Joint attention enables infants to communicate with adults as well as with each other, sharing what is in their minds. Yet, communicative competence and joint attention between infant peers have received little attention in the literature. The purpose of this qualitative study was to explore how infants under the age of two within a childcare setting communicate with each other through joint attention and social understanding during daily interactions. Findings indicated that infants utilized various communicative means, intentional pointing, and joint attention in order to share their experience with each other, develop social understanding, and enjoy social joint play. This study also suggests that conflicts between infants can be a fundamental vehicle for developing social understanding and joint play activity.
|Number of pages||9|
|Journal||Journal of Early Childhood Research|
|State||Published - 16 Oct 2012|

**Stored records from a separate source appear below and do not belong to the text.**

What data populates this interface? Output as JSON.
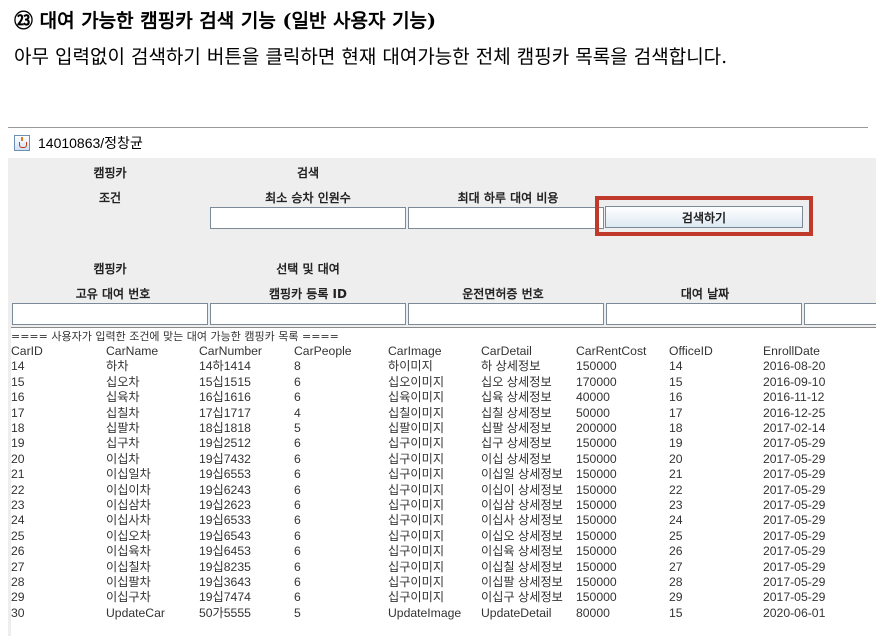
{
  "document": {
    "heading": "㉓ 대여 가능한 캠핑카 검색 기능 (일반 사용자 기능)",
    "paragraph": "아무 입력없이 검색하기 버튼을 클릭하면 현재 대여가능한 전체 캠핑카 목록을 검색합니다."
  },
  "window": {
    "title": "14010863/정창균",
    "icon": "java-cup-icon"
  },
  "search_section": {
    "label_campingcar": "캠핑카",
    "label_search": "검색",
    "label_condition": "조건",
    "label_min_people": "최소 승차 인원수",
    "label_max_cost": "최대 하루 대여 비용",
    "min_people_value": "",
    "max_cost_value": "",
    "search_button": "검색하기"
  },
  "rent_section": {
    "label_campingcar": "캠핑카",
    "label_select_rent": "선택 및 대여",
    "label_unique_no": "고유 대여 번호",
    "label_reg_id": "캠핑카 등록 ID",
    "label_license": "운전면허증 번호",
    "label_date": "대여 날짜"
  },
  "results": {
    "caption": "==== 사용자가 입력한 조건에 맞는 대여 가능한 캠핑카 목록 ====",
    "columns": [
      "CarID",
      "CarName",
      "CarNumber",
      "CarPeople",
      "CarImage",
      "CarDetail",
      "CarRentCost",
      "OfficeID",
      "EnrollDate"
    ],
    "rows": [
      [
        "14",
        "하차",
        "14하1414",
        "8",
        "하이미지",
        "하 상세정보",
        "150000",
        "14",
        "2016-08-20"
      ],
      [
        "15",
        "십오차",
        "15십1515",
        "6",
        "십오이미지",
        "십오 상세정보",
        "170000",
        "15",
        "2016-09-10"
      ],
      [
        "16",
        "십육차",
        "16십1616",
        "6",
        "십육이미지",
        "십육 상세정보",
        "40000",
        "16",
        "2016-11-12"
      ],
      [
        "17",
        "십칠차",
        "17십1717",
        "4",
        "십칠이미지",
        "십칠 상세정보",
        "50000",
        "17",
        "2016-12-25"
      ],
      [
        "18",
        "십팔차",
        "18십1818",
        "5",
        "십팔이미지",
        "십팔 상세정보",
        "200000",
        "18",
        "2017-02-14"
      ],
      [
        "19",
        "십구차",
        "19십2512",
        "6",
        "십구이미지",
        "십구 상세정보",
        "150000",
        "19",
        "2017-05-29"
      ],
      [
        "20",
        "이십차",
        "19십7432",
        "6",
        "십구이미지",
        "이십 상세정보",
        "150000",
        "20",
        "2017-05-29"
      ],
      [
        "21",
        "이십일차",
        "19십6553",
        "6",
        "십구이미지",
        "이십일 상세정보",
        "150000",
        "21",
        "2017-05-29"
      ],
      [
        "22",
        "이십이차",
        "19십6243",
        "6",
        "십구이미지",
        "이십이 상세정보",
        "150000",
        "22",
        "2017-05-29"
      ],
      [
        "23",
        "이십삼차",
        "19십2623",
        "6",
        "십구이미지",
        "이십삼 상세정보",
        "150000",
        "23",
        "2017-05-29"
      ],
      [
        "24",
        "이십사차",
        "19십6533",
        "6",
        "십구이미지",
        "이십사 상세정보",
        "150000",
        "24",
        "2017-05-29"
      ],
      [
        "25",
        "이십오차",
        "19십6543",
        "6",
        "십구이미지",
        "이십오 상세정보",
        "150000",
        "25",
        "2017-05-29"
      ],
      [
        "26",
        "이십육차",
        "19십6453",
        "6",
        "십구이미지",
        "이십육 상세정보",
        "150000",
        "26",
        "2017-05-29"
      ],
      [
        "27",
        "이십칠차",
        "19십8235",
        "6",
        "십구이미지",
        "이십칠 상세정보",
        "150000",
        "27",
        "2017-05-29"
      ],
      [
        "28",
        "이십팔차",
        "19십3643",
        "6",
        "십구이미지",
        "이십팔 상세정보",
        "150000",
        "28",
        "2017-05-29"
      ],
      [
        "29",
        "이십구차",
        "19십7474",
        "6",
        "십구이미지",
        "이십구 상세정보",
        "150000",
        "29",
        "2017-05-29"
      ],
      [
        "30",
        "UpdateCar",
        "50가5555",
        "5",
        "UpdateImage",
        "UpdateDetail",
        "80000",
        "15",
        "2020-06-01"
      ]
    ]
  },
  "colors": {
    "highlight": "#c0392b",
    "window_bg": "#eeeeee",
    "text": "#333333"
  }
}
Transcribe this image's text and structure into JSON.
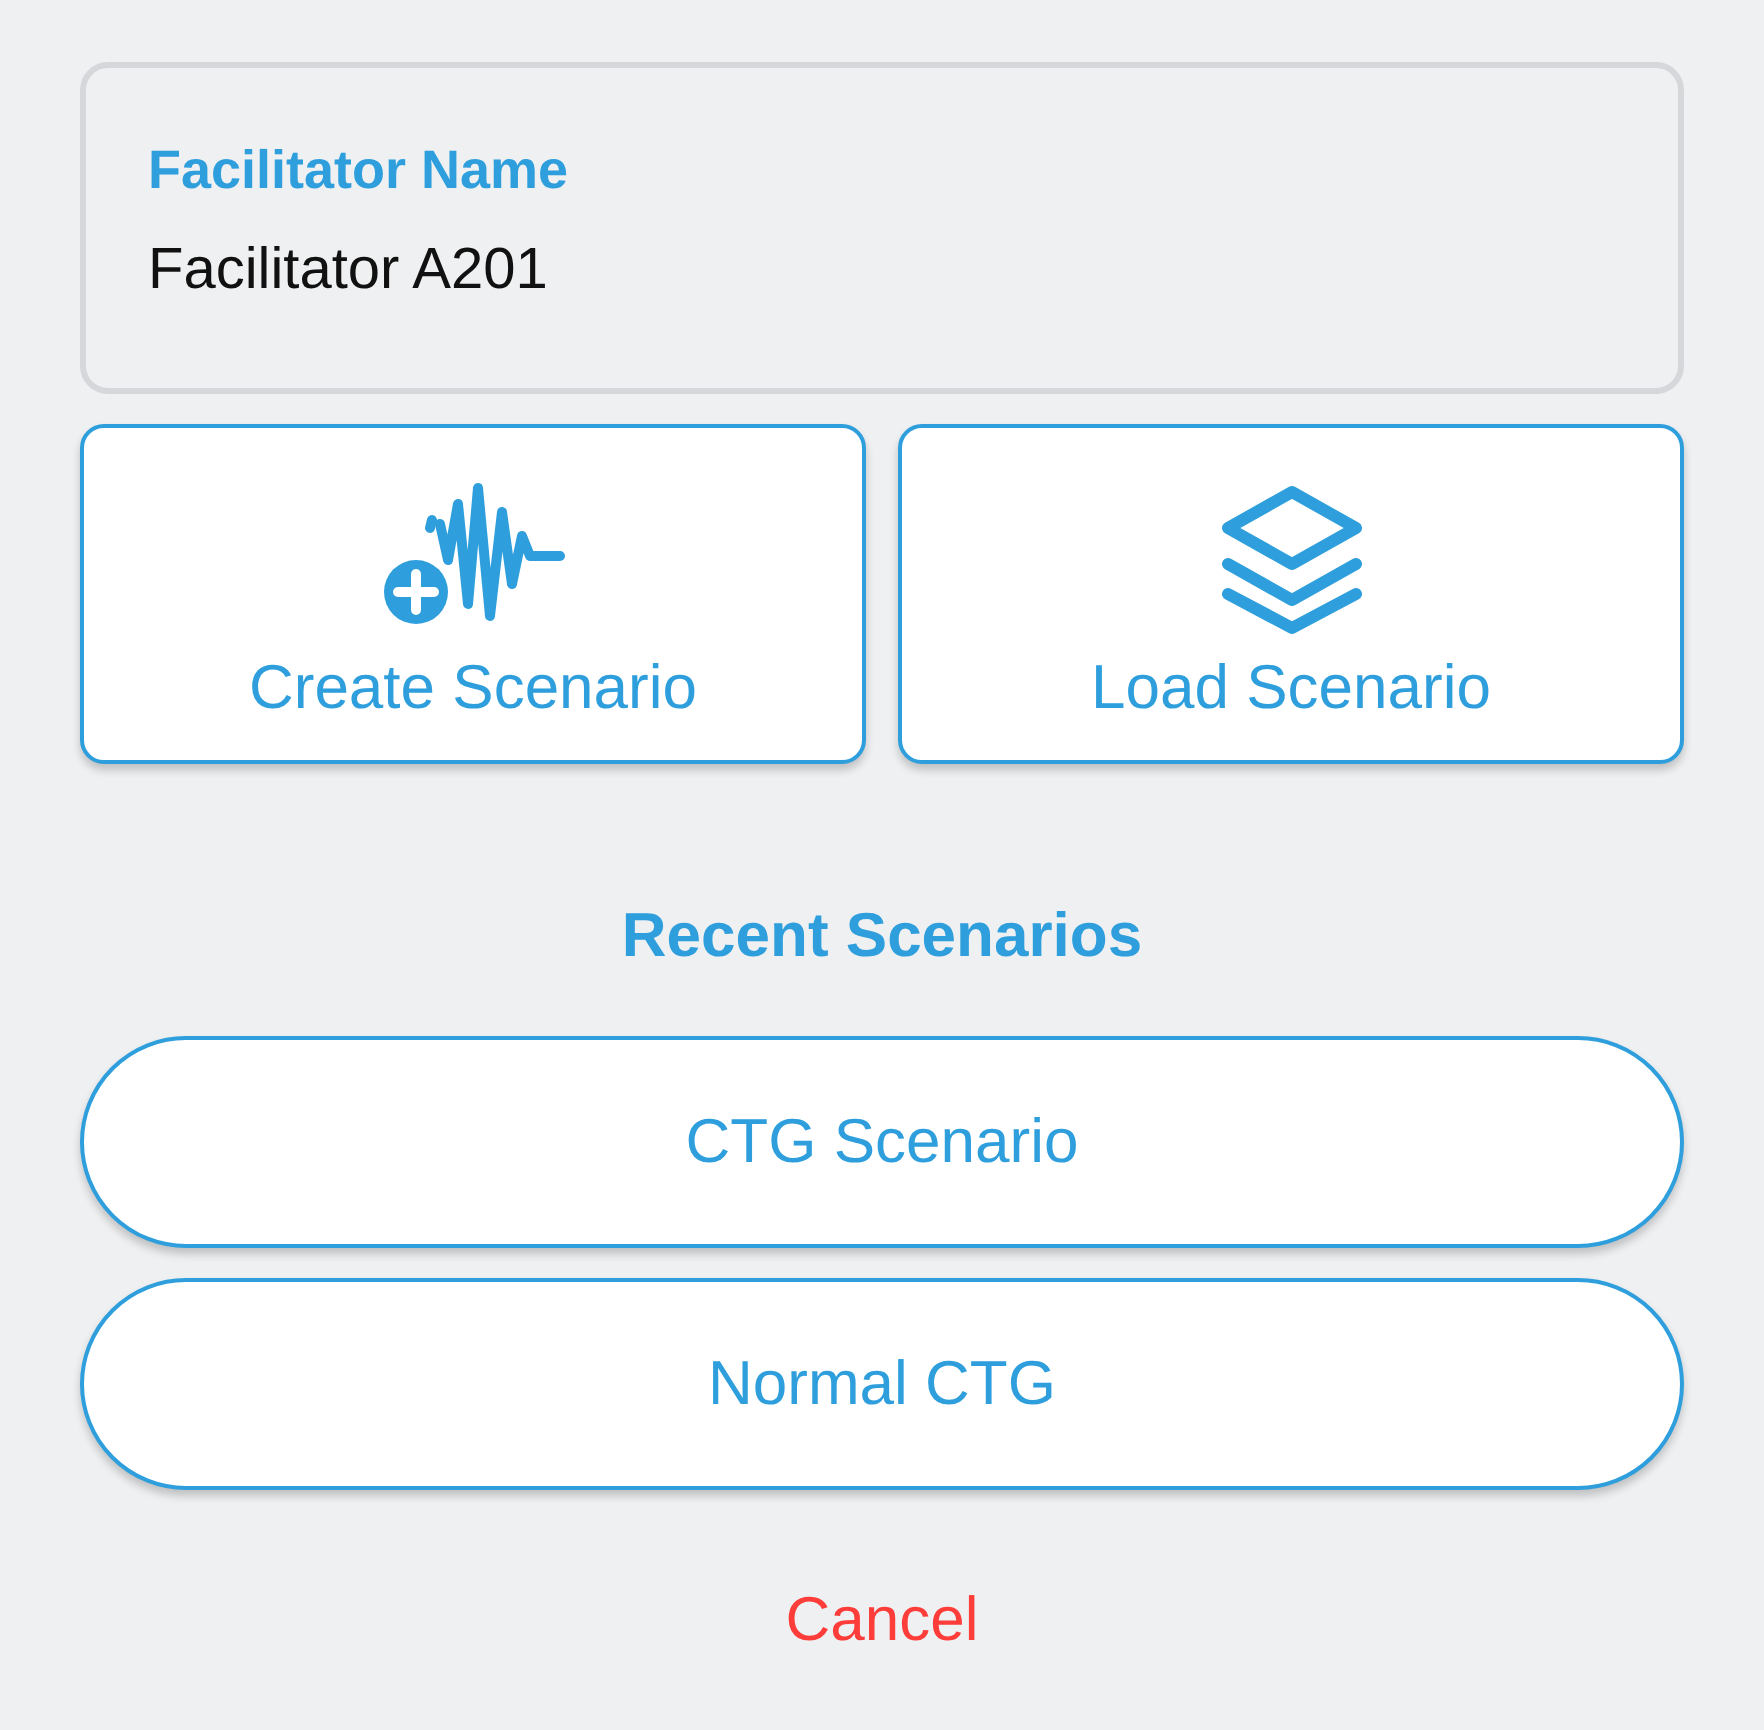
{
  "name_field": {
    "label": "Facilitator Name",
    "value": "Facilitator A201"
  },
  "actions": [
    {
      "label": "Create Scenario",
      "kind": "create"
    },
    {
      "label": "Load Scenario",
      "kind": "load"
    }
  ],
  "recent_title": "Recent Scenarios",
  "recent": [
    {
      "label": "CTG Scenario"
    },
    {
      "label": "Normal CTG"
    }
  ],
  "cancel": "Cancel"
}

- joint attention
- qualitative research
- social play
- social understanding